YOUR OBJECTIVE: Return the material exactly. Every line must stay as it is.
________________________________________
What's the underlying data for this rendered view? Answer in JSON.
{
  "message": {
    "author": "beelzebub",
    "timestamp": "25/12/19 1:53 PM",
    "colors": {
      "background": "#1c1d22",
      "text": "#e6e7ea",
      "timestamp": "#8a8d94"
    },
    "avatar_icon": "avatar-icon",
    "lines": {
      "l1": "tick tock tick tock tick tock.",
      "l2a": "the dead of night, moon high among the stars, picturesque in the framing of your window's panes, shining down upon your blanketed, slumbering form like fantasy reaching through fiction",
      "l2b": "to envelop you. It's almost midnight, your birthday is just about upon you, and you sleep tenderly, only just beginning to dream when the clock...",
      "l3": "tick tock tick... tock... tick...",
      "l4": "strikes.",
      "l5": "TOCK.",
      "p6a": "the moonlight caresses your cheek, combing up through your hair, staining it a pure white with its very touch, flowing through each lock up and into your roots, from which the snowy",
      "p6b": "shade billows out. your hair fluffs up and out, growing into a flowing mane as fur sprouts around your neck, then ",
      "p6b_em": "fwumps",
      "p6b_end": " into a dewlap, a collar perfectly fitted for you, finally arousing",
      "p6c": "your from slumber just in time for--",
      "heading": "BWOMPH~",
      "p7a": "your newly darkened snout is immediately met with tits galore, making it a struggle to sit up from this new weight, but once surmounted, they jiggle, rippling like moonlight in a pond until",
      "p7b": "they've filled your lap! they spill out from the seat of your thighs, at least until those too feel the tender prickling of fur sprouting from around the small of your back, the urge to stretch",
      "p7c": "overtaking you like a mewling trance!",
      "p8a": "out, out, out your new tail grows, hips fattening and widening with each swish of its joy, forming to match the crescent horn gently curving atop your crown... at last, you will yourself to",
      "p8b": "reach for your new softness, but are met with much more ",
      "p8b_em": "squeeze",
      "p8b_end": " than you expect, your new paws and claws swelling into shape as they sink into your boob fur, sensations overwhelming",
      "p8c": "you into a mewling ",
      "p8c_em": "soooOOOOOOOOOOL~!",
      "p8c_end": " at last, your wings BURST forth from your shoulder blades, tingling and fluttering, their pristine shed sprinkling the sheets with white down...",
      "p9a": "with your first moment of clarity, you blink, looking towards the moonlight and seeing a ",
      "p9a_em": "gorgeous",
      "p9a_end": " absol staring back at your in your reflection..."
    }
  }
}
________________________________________
SOLUTION TO THIS TASK:
What's the underlying data for this rendered view? Answer in JSON.
{
  "message": {
    "author": "beelzebub",
    "timestamp": "25/12/19 1:53 PM",
    "colors": {
      "background": "#1c1d22",
      "text": "#e6e7ea",
      "timestamp": "#8a8d94"
    },
    "avatar_icon": "avatar-icon",
    "lines": {
      "l1": "tick tock tick tock tick tock.",
      "l2a": "the dead of night, moon high among the stars, picturesque in the framing of your window's panes, shining down upon your blanketed, slumbering form like fantasy reaching through fiction",
      "l2b": "to envelop you. It's almost midnight, your birthday is just about upon you, and you sleep tenderly, only just beginning to dream when the clock...",
      "l3": "tick tock tick... tock... tick...",
      "l4": "strikes.",
      "l5": "TOCK.",
      "p6a": "the moonlight caresses your cheek, combing up through your hair, staining it a pure white with its very touch, flowing through each lock up and into your roots, from which the snowy",
      "p6b": "shade billows out. your hair fluffs up and out, growing into a flowing mane as fur sprouts around your neck, then ",
      "p6b_em": "fwumps",
      "p6b_end": " into a dewlap, a collar perfectly fitted for you, finally arousing",
      "p6c": "your from slumber just in time for--",
      "heading": "BWOMPH~",
      "p7a": "your newly darkened snout is immediately met with tits galore, making it a struggle to sit up from this new weight, but once surmounted, they jiggle, rippling like moonlight in a pond until",
      "p7b": "they've filled your lap! they spill out from the seat of your thighs, at least until those too feel the tender prickling of fur sprouting from around the small of your back, the urge to stretch",
      "p7c": "overtaking you like a mewling trance!",
      "p8a": "out, out, out your new tail grows, hips fattening and widening with each swish of its joy, forming to match the crescent horn gently curving atop your crown... at last, you will yourself to",
      "p8b": "reach for your new softness, but are met with much more ",
      "p8b_em": "squeeze",
      "p8b_end": " than you expect, your new paws and claws swelling into shape as they sink into your boob fur, sensations overwhelming",
      "p8c": "you into a mewling ",
      "p8c_em": "soooOOOOOOOOOOL~!",
      "p8c_end": " at last, your wings BURST forth from your shoulder blades, tingling and fluttering, their pristine shed sprinkling the sheets with white down...",
      "p9a": "with your first moment of clarity, you blink, looking towards the moonlight and seeing a ",
      "p9a_em": "gorgeous",
      "p9a_end": " absol staring back at your in your reflection..."
    }
  }
}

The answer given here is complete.